|US4867371 *||Jul 2, 1987||Sep 19, 1989||Plessey Overseas Limited||Fabrication of optical devices|
|US4935627 *||Mar 13, 1989||Jun 19, 1990||Honeywell Inc.||Electrical interconnection apparatus for achieving precise alignment of hybrid components|
|US5010233 *||Nov 29, 1988||Apr 23, 1991||Amp Incorporated||Self regulating temperature heater as an integral part of a printed circuit board|
|US5640052 *||May 3, 1996||Jun 17, 1997||Nec Corporation||Interconnection structure of electronic parts|

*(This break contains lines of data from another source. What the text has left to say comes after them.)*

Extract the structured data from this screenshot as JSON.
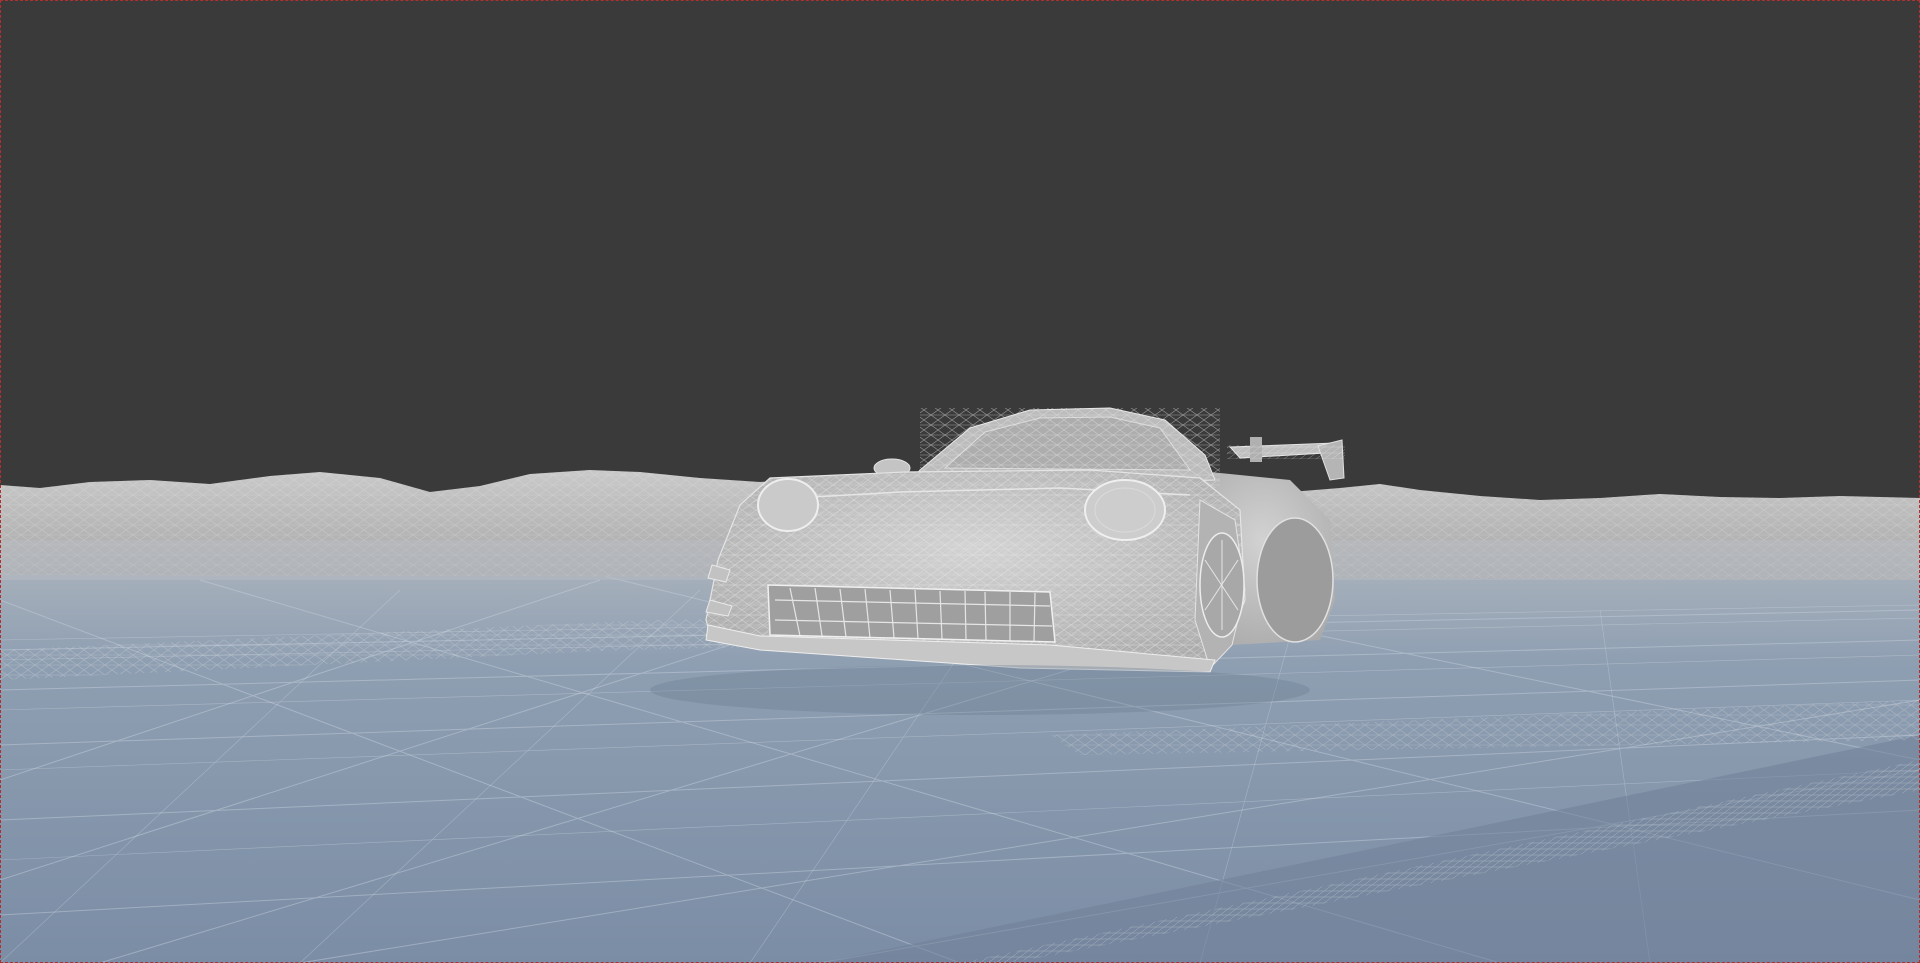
{
  "viewport": {
    "mode": "wireframe",
    "background_color": "#3a3a3a",
    "ground_color": "#7d8fa6",
    "terrain_color": "#b9b9b9",
    "car_color": "#c4c4c4",
    "frame_border_color": "#b03030"
  }
}
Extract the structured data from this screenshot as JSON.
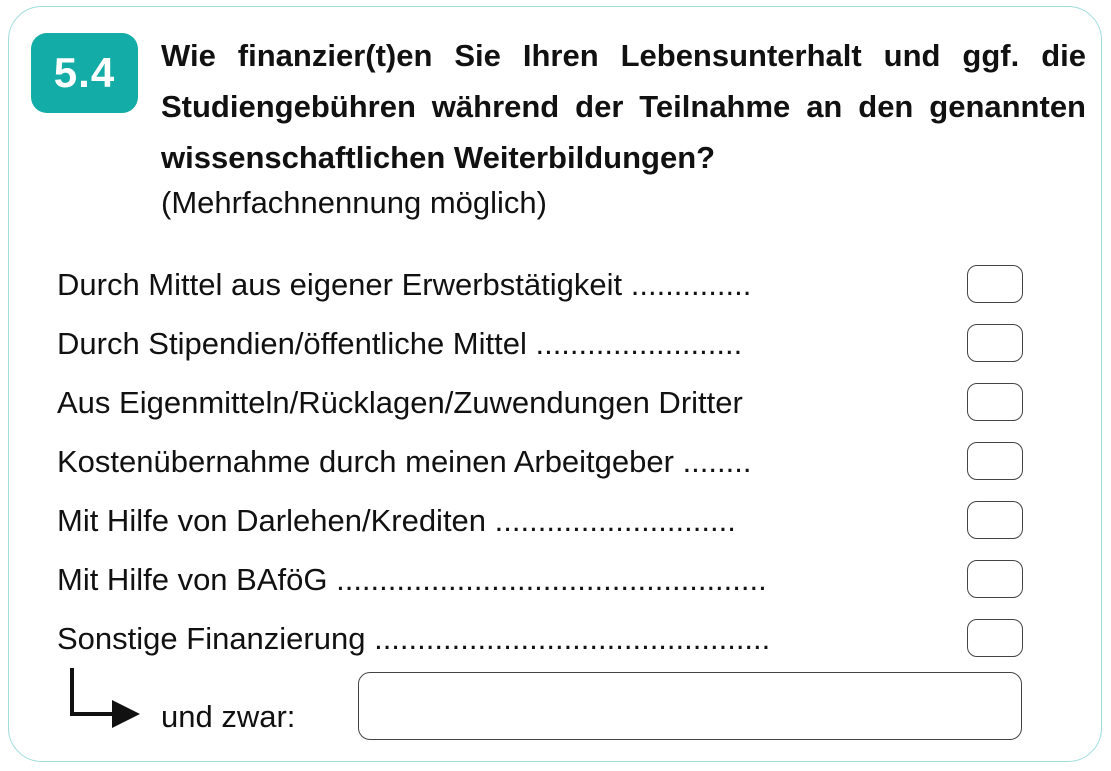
{
  "accent_color": "#14aca6",
  "question": {
    "number": "5.4",
    "text": "Wie finanzier(t)en Sie Ihren Lebensunterhalt und ggf. die Studiengebühren während der Teilnahme an den genannten wissenschaftlichen Weiterbildungen?",
    "note": "(Mehrfachnennung möglich)"
  },
  "options": [
    {
      "label": "Durch Mittel aus eigener Erwerbstätigkeit ..............",
      "checked": false
    },
    {
      "label": "Durch Stipendien/öffentliche Mittel ........................",
      "checked": false
    },
    {
      "label": "Aus Eigenmitteln/Rücklagen/Zuwendungen Dritter",
      "checked": false
    },
    {
      "label": "Kostenübernahme durch meinen Arbeitgeber ........",
      "checked": false
    },
    {
      "label": "Mit Hilfe von Darlehen/Krediten ............................",
      "checked": false
    },
    {
      "label": "Mit Hilfe von BAföG ..................................................",
      "checked": false
    },
    {
      "label": "Sonstige Finanzierung ..............................................",
      "checked": false
    }
  ],
  "other": {
    "label": "und zwar:",
    "value": "",
    "icon": "arrow-right-icon"
  }
}
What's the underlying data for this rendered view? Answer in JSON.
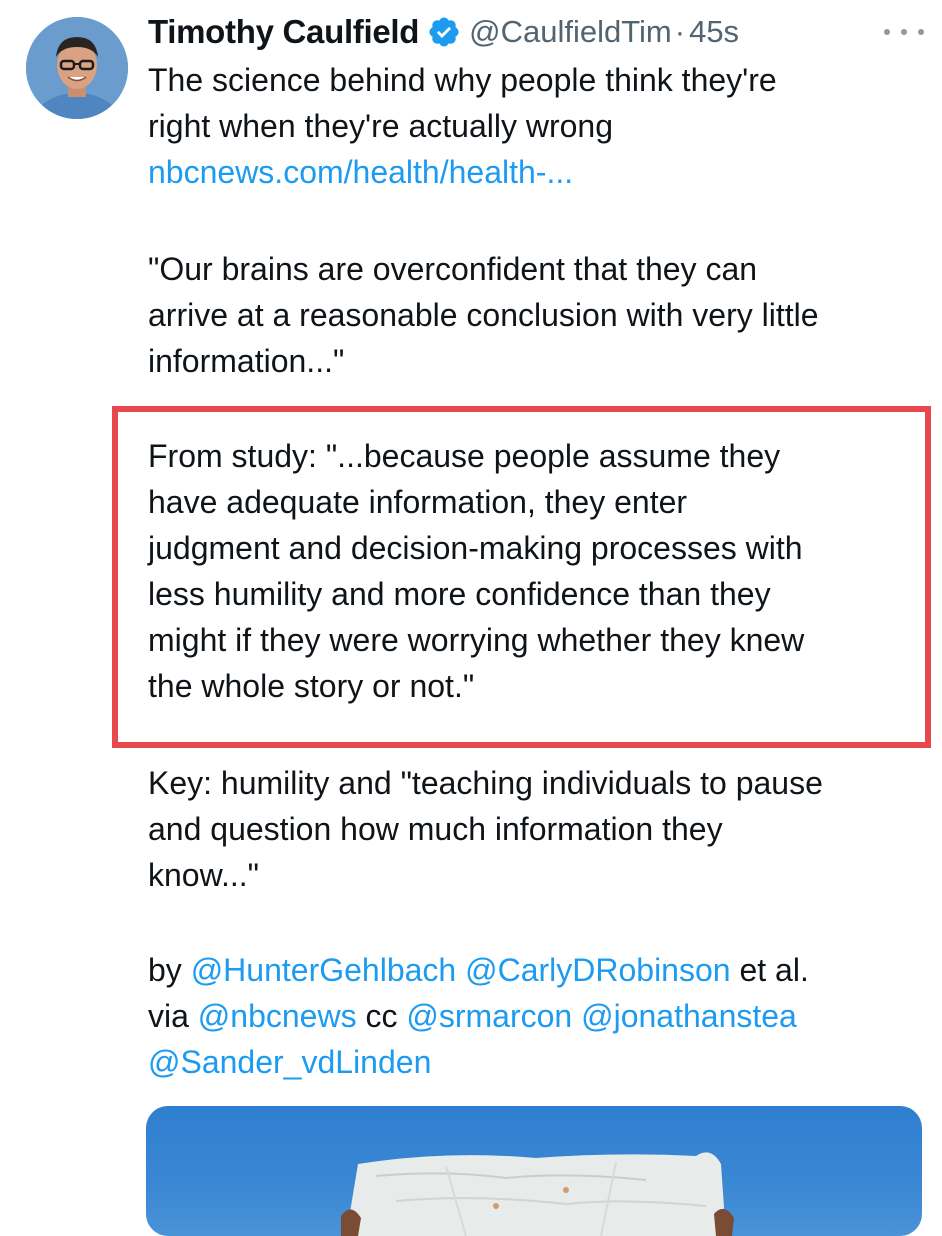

|US5655700 *||Jun 23, 1995||Aug 12, 1997||Ford Motor Company||Ultrasonic flip chip bonding process and apparatus|
|US5921460 *||Jun 5, 1997||Jul 13, 1999||Ford Motor Company||Method of soldering materials supported on low-melting substrates|
|US6138894 *||Nov 25, 1998||Oct 31, 2000||Intermedics Inc.||Method for coupling a circuit component to a substrate|
|US7624492 *||Oct 13, 2000||Dec 1, 2009||Murata Manufacturing Co., Ltd.||Method for manufacturing electronic parts|
|US8726494||Oct 6, 2009||May 20, 2014||Murata Manufacturing Co., Ltd.||Holding jig for electronic parts|
|US20100018041 *||Oct 6, 2009||Jan 28, 2010||Murata Manufacturing Co., Ltd.||Holding jig for electronic parts|
|US20150347806 *||Sep 5, 2014||Dec 3, 2015||Chipmos Technologies Inc.||Chip package structure and method for manufacturing chip package structure|
|EP2232543A2 *||Nov 10, 2008||Sep 29, 2010||Skyworks Solutions, Inc.||Thermal mechanical flip chip die bonding|
|EP2232543A4 *||Nov 10, 2008||May 16, 2012||Skyworks Solutions Inc||Thermal mechanical flip chip die bonding|
|U.S. Classification||228/110.1, 438/120, 257/781, 228/188, 228/111.5, 228/254, 228/111, 228/180.21|
|International Classification||H01L23/485, H01L21/607|
|Cooperative Classification||H01L2224/16, H01L2224/13099, H01L24/81, H01L2924/01013, H01L2224/81801, H01L24/10, H01L2924/01079, H01L2924/01074, H01L2924/01006, H01L2924/014, H01L2924/01005, H01L2924/01029|
|European Classification||H01L24/10, H01L24/81|